To learn about how new leaders, or employees who want to be leaders, can be more successful, I spoke to George Bradt. Bradt is the author of First-Time Leader: Foundational Tools for Inspiring and Enabling Your New Team. He progressed through sales, marketing, and general management roles around the world at companies including Procter & Gamble, Coca-Cola, and J.D. Power’s Power Information Network spin off as chief executive. Now he is a Principal of CEO Connection and Managing Director of the executive onboarding group PrimeGenesis. In this brief interview, Bradt talks about how anyone can take the role of a leader, his BRAVE methodology, the three stages of team development, leadership tools and more.
Dan Schawbel: How do you originally take on the role as a leader in a company? Does someone have to give you permission to be a leader?
George Bradt: The underlying premise of this question is that leadership is about the leader. It’s not. While some people will follow a charismatic leader who has been put into some sort of formal leadership role by others for a time, they will devote themselves to a BRAVE leader’s cause over time. Thus, the best way to take on the role of leader is by rallying others around a cause, asking no one’s permission but your followers’.
Leadership is not about coordinating, managing or telling. Instead, it is about inspiring and enabling others to do their absolute best together to realize a meaningful and rewarding shared purpose. Telling diminishes. The best you can hope for is compliance. But if you inspire, enable and co-create some will commit themselves to the cause.
Dan Schawbel: Can you go over what BRAVE is and why leaders should embrace it?
Bradt: BRAVE has a double meaning. 1) Brave means courageous and 2) It’s an acronym for Behaviors, Relationships, Attitudes, Values, and the Environment. This is a framework for thinking about leadership and putting it into action in pursuit of a cause rooted in five questions:
Simplifying frameworks are valuable because they help people think things through on their own and then help groups or teams align their thinking. Nothing in this framework is particularly revolutionary on its own. Its power is an enabler.
Dan: What are the three stages of team development? How can you perform your best at each stage so you don't let the team down?
Bradt: The learning is that teams of less than 10 people are most effective operating differently than should teams of 10-30 people and then should teams of over 30 people. At a high level:
Dan: What are some leadership tools that any leader can take advantage of and implement quickly?
Bradt: Not surprisingly, I’d like to suggest that BRAVE and its components are highly leveragable. From the outside-in:
Environment – Start with understanding the context across customers, collaborators, capabilities, competitors and general conditions. Pull those together in some sort of SWOT analysis of strengths, weaknesses, opportunities, and threats.
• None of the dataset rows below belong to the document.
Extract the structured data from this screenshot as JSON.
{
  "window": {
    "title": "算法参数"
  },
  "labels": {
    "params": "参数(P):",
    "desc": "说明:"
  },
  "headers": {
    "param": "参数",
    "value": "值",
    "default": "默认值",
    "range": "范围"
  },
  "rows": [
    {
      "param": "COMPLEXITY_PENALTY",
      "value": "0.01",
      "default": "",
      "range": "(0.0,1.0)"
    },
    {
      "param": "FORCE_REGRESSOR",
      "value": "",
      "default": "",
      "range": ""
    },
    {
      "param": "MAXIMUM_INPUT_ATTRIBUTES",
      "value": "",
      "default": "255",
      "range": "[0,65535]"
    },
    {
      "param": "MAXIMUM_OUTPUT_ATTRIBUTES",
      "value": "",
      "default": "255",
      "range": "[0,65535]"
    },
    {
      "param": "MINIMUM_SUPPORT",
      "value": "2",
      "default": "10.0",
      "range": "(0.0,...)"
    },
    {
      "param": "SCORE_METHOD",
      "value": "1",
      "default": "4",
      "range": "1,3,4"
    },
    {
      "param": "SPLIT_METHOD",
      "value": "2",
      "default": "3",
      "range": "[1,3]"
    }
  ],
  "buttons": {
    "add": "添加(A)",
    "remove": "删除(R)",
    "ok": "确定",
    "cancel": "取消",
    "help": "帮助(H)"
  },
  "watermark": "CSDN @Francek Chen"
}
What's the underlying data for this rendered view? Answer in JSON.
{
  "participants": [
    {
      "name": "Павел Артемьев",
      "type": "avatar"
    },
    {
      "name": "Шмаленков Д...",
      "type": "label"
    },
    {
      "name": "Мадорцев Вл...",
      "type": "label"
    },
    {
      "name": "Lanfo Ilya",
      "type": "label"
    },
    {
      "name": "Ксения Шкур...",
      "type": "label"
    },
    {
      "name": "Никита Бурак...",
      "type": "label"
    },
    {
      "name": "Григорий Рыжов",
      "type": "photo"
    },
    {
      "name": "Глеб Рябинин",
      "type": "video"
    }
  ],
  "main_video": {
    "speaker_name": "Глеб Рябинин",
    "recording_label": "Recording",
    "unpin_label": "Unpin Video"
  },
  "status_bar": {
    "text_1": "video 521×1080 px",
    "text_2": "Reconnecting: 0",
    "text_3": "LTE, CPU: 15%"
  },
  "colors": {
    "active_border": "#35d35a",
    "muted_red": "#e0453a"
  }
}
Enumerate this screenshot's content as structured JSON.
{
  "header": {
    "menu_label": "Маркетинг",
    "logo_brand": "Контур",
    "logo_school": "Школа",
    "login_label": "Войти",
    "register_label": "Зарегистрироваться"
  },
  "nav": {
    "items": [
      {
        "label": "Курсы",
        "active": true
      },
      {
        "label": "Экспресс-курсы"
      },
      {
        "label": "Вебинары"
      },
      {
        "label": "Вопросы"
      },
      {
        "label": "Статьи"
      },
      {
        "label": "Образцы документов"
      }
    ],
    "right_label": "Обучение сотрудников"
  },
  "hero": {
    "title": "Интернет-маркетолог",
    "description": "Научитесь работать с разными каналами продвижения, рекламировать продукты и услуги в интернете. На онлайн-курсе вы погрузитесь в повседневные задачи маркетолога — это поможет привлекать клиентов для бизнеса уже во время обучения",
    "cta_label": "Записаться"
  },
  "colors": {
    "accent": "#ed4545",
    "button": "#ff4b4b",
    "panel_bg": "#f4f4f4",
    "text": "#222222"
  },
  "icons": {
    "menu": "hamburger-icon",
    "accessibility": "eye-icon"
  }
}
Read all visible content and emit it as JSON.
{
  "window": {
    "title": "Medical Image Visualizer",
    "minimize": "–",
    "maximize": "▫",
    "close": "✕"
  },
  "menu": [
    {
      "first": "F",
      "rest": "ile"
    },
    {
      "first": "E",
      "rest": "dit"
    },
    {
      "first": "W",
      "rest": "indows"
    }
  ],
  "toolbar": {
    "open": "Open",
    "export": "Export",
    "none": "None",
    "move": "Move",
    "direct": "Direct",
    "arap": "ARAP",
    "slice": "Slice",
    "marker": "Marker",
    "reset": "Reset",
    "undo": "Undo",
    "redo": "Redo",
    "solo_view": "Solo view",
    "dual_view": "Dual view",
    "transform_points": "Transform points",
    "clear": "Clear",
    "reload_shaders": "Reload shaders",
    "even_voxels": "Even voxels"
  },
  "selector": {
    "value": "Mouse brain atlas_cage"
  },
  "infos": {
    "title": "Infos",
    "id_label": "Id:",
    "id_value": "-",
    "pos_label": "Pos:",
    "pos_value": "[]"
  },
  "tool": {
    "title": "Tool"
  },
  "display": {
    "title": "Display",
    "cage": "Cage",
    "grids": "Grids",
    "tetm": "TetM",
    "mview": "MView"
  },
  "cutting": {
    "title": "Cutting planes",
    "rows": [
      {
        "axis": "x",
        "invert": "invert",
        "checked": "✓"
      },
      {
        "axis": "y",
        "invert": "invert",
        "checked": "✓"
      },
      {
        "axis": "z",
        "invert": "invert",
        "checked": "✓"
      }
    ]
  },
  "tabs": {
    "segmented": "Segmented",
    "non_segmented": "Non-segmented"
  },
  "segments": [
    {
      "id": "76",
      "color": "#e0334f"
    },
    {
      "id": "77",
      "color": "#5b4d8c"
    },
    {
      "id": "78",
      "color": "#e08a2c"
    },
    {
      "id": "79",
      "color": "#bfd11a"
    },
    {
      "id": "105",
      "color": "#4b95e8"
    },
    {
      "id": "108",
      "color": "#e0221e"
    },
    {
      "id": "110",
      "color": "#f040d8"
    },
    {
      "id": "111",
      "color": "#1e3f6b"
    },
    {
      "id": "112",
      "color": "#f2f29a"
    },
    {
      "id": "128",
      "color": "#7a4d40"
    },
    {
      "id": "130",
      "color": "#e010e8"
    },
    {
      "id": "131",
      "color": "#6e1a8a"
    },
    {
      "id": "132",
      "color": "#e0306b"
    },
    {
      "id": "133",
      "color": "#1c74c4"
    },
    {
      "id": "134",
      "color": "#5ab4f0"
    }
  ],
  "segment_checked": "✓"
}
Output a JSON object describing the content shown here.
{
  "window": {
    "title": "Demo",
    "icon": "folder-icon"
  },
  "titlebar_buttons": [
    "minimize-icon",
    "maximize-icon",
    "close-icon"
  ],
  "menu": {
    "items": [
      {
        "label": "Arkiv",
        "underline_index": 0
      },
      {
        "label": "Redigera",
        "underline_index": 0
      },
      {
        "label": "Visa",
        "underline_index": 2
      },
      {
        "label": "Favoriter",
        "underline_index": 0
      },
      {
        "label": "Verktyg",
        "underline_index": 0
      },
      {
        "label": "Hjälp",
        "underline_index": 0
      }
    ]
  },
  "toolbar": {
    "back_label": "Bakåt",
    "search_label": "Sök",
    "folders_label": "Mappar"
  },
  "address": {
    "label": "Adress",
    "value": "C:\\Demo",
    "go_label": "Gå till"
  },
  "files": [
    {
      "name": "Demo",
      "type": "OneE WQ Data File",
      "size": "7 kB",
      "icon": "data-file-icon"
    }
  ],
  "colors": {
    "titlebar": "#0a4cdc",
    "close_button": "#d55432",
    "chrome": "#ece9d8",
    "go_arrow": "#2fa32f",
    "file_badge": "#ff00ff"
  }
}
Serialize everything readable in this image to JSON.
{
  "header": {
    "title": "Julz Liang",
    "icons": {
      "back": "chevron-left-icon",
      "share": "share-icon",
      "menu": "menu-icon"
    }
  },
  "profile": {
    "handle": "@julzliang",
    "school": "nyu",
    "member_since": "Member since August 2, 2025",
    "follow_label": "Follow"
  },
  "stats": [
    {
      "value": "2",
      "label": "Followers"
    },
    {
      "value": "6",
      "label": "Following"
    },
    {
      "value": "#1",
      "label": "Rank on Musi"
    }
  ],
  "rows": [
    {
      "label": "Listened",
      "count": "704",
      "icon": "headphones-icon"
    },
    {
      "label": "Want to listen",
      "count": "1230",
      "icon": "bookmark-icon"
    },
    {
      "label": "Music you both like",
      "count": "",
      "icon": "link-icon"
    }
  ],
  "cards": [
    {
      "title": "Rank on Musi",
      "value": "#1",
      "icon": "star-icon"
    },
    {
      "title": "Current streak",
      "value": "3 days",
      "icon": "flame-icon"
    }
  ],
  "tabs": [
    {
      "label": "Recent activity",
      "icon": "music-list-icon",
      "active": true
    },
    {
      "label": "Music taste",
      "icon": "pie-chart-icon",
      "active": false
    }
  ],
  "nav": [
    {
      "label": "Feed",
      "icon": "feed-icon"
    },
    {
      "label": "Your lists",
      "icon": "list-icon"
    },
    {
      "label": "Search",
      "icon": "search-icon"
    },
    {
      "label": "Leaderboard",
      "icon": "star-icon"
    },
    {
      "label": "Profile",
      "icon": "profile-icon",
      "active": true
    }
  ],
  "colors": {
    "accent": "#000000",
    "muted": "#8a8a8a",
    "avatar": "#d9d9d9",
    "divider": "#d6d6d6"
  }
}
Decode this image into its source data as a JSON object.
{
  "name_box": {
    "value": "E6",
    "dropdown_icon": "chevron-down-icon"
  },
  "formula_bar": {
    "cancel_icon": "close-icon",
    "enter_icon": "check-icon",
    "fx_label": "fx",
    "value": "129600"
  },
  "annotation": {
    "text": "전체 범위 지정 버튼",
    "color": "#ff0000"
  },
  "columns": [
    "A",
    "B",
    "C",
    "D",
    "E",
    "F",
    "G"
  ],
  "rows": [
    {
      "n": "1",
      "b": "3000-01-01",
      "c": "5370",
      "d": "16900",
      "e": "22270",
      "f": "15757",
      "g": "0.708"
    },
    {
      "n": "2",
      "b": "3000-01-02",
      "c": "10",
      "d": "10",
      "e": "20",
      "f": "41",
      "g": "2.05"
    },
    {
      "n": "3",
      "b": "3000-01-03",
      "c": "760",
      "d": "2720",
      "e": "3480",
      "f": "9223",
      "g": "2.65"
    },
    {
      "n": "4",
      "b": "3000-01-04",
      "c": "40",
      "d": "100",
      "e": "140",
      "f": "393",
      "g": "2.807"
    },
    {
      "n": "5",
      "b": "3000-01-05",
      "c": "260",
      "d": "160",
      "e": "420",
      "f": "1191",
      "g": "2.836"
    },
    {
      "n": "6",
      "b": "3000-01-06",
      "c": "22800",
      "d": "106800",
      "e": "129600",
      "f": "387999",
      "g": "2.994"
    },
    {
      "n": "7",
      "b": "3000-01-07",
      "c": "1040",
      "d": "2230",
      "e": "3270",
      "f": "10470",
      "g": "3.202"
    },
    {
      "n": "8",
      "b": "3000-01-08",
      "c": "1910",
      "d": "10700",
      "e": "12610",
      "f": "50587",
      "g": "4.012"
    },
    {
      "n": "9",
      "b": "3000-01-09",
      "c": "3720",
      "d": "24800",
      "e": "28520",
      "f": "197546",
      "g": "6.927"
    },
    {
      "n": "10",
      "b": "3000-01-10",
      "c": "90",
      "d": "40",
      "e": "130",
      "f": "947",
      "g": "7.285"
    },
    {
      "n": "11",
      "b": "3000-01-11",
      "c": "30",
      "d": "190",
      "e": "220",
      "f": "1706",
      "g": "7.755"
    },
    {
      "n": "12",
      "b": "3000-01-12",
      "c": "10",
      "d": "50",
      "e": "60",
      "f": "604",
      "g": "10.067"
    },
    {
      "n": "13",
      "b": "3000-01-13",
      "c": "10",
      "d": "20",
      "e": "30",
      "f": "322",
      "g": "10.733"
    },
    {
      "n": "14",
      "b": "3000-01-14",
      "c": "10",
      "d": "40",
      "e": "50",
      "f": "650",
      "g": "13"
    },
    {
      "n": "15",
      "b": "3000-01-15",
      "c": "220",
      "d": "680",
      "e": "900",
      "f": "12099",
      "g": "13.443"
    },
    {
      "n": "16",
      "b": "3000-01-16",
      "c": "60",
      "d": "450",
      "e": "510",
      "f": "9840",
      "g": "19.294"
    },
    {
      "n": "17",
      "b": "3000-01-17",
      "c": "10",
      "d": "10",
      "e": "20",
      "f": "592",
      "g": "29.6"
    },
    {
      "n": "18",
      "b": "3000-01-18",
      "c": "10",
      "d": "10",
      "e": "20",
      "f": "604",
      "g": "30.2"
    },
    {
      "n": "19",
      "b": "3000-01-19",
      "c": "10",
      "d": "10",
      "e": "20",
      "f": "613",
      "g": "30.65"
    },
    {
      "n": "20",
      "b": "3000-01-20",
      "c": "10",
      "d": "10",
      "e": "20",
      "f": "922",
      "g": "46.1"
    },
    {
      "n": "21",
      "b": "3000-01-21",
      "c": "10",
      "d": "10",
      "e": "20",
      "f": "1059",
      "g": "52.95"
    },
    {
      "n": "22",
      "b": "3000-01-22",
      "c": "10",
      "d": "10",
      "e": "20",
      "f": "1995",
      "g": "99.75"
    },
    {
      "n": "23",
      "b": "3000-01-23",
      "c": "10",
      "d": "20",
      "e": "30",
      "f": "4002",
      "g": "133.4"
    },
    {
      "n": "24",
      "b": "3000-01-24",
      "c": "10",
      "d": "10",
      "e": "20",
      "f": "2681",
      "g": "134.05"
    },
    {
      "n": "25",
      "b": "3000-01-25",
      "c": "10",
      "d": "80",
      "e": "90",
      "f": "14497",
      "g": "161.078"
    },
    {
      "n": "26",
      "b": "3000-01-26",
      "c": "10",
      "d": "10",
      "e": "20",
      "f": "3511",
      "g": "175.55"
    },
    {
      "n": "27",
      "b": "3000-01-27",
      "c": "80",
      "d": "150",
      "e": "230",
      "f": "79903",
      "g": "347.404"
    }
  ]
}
Value – Get clear on what matters and why, leveraging tools to put in place a mission, vision, and values.
Attitude – You must get clear on your strategy. But don’t stop there. Make sure your posture and culture line up with that strategy.
Relationships – This is all about communication and connecting using messaging and communication tools and also about building an ADEPT team by Acquiring, Developing, Encouraging, Planning and Transitioning talent.
Behaviors – This is about operationalizing everything that’s come before. Some sort of milestone management tool is essential here.
(By the way, all these tools and more are in our new book, First-Time Leader)
Dan: Can you share a story of a leader that you helped advise or mentor through your methods and the outcome of the relationship?
Bradt: One leader was in a particularly tricky situation because he was taking over his boss’s sales team – which he had been a part of. Suddenly people that had been his peers were now his subordinates. Further, this leader realized that his old boss was a better salesperson than he was himself. He had to cycle his boss’s numbers. Couldn’t outsell him. So he decided to out-lead him.
It’s a great example of inspiring and enabling versus telling.